“At the end of the year, look at your other card companies and see if they have put together a better program – if not, keep, working what you have been,” Bradley said.

“If there’s a better deal, move the better card into first position and work that card for the next year.”

Be more selective

Banks’ rewards programs may not be as generous as before, so in 2019 you’ll likely pay a higher annual fee and experience higher spending limits before a bonus kicks in, Marshall Armond, CEO of CreditRevo, said.

You’ll have to be more selective in the types of rewards cards you choose and also keep track of the cards you sign up for because many will have an annual fee, Armond said.

If you’re not using the card, keeping it active and paying an annual fee does not make financial sense, he pointed out.

For 2019, it’s all about selecting a credit card that offers the rewards you’ll really use, Armond said.

For example, if you have no need for airline miles or travel rewards, then you shouldn’t select a card that rewards you in points geared toward airline fares and hotels.

The other way to mitigate the impact of bonus programs getting smaller is on the spending end, according to Armond.

Many bonus offers involve a spending minimum you have to reach before the bonuses kick in.

“Instead of buying things you don’t need to reach the spending minimum, use the credit card to pay monthly bills, such as your utilities, internet and cellphone service payments,” Armond suggested.

Brace yourself

There are many ways you can prepare for low-to-no sign-up bonuses and waning rewards programs in 2019.

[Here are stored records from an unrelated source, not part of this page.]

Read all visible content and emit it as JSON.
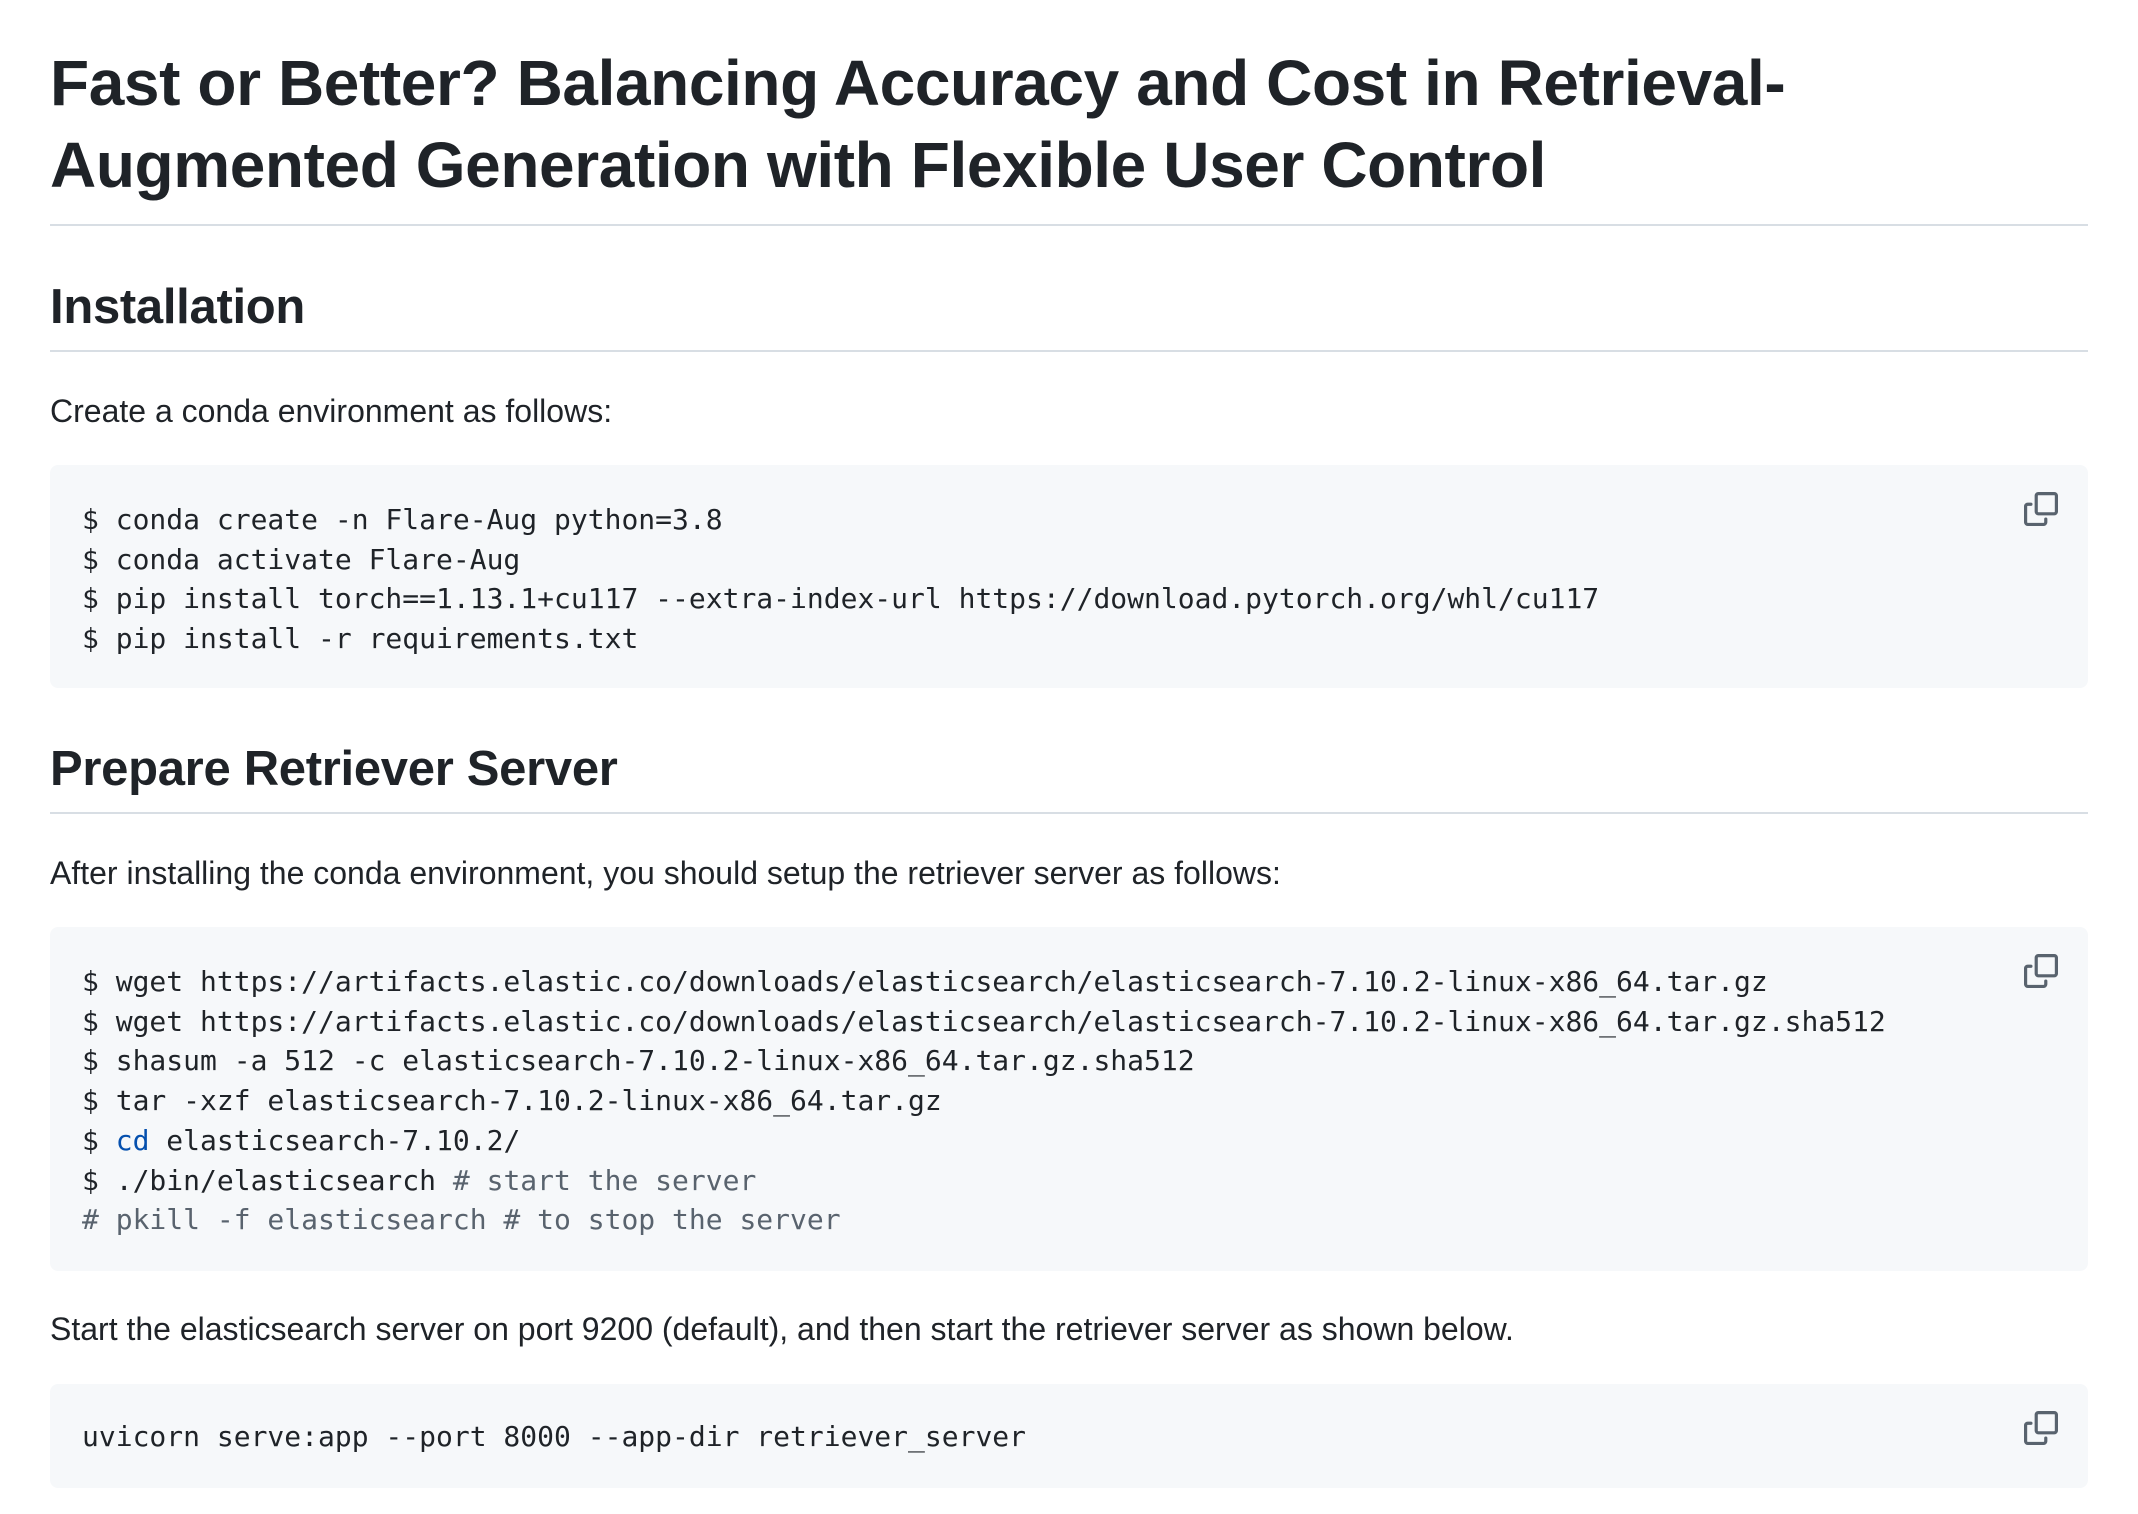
{
  "title": "Fast or Better? Balancing Accuracy and Cost in Retrieval-Augmented Generation with Flexible User Control",
  "sections": {
    "installation": {
      "heading": "Installation",
      "intro": "Create a conda environment as follows:",
      "code": {
        "lines": [
          "$ conda create -n Flare-Aug python=3.8",
          "$ conda activate Flare-Aug",
          "$ pip install torch==1.13.1+cu117 --extra-index-url https://download.pytorch.org/whl/cu117",
          "$ pip install -r requirements.txt"
        ]
      }
    },
    "retriever": {
      "heading": "Prepare Retriever Server",
      "intro": "After installing the conda environment, you should setup the retriever server as follows:",
      "code": {
        "lines": [
          "$ wget https://artifacts.elastic.co/downloads/elasticsearch/elasticsearch-7.10.2-linux-x86_64.tar.gz",
          "$ wget https://artifacts.elastic.co/downloads/elasticsearch/elasticsearch-7.10.2-linux-x86_64.tar.gz.sha512",
          "$ shasum -a 512 -c elasticsearch-7.10.2-linux-x86_64.tar.gz.sha512",
          "$ tar -xzf elasticsearch-7.10.2-linux-x86_64.tar.gz"
        ],
        "cd_prompt": "$ ",
        "cd_keyword": "cd",
        "cd_rest": " elasticsearch-7.10.2/",
        "run_cmd": "$ ./bin/elasticsearch ",
        "run_comment": "# start the server",
        "stop_comment": "# pkill -f elasticsearch # to stop the server"
      },
      "after_text": "Start the elasticsearch server on port 9200 (default), and then start the retriever server as shown below.",
      "serve_code": {
        "lines": [
          "uvicorn serve:app --port 8000 --app-dir retriever_server"
        ]
      }
    }
  },
  "icons": {
    "copy": "copy-icon"
  },
  "colors": {
    "text": "#1f2328",
    "code_background": "#f6f8fa",
    "keyword": "#0550ae",
    "comment": "#59636e",
    "rule": "#d8dee4"
  }
}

Do your research and don’t close cards that might bring back premium offers in the future – or, if you feel like you want to “vote with your business,” close those cards. (Just keep in mind that closing a card account can lower your credit score by increasing your credit utilization and lowering your average age of accounts.)

Consider making mobile payments for extra points.

Choose a card that offers rewards you’ll really utilize.

Whatever you do, work the best program that’s available to you to ensure you maximize whatever rewards and bonus programs big banks offer in the coming year.

Editorial Disclaimer

The editorial content on this page is based solely on the objective assessment of our writers and is not driven by advertising dollars. It has not been provided or commissioned by the credit card issuers. However, we may receive compensation when you click on links to products from our partners.

What’s up next?

In Education

7 tips for maximizing credit cards in retirement

From picking the best perks to securing the right credit limit, here’s everything you need to know on how to use credit cards in retirement.

See more stories
Credit Card Rate Report
Cash Back

Questions or comments?

Contact us

Editorial corrections policies

Learn more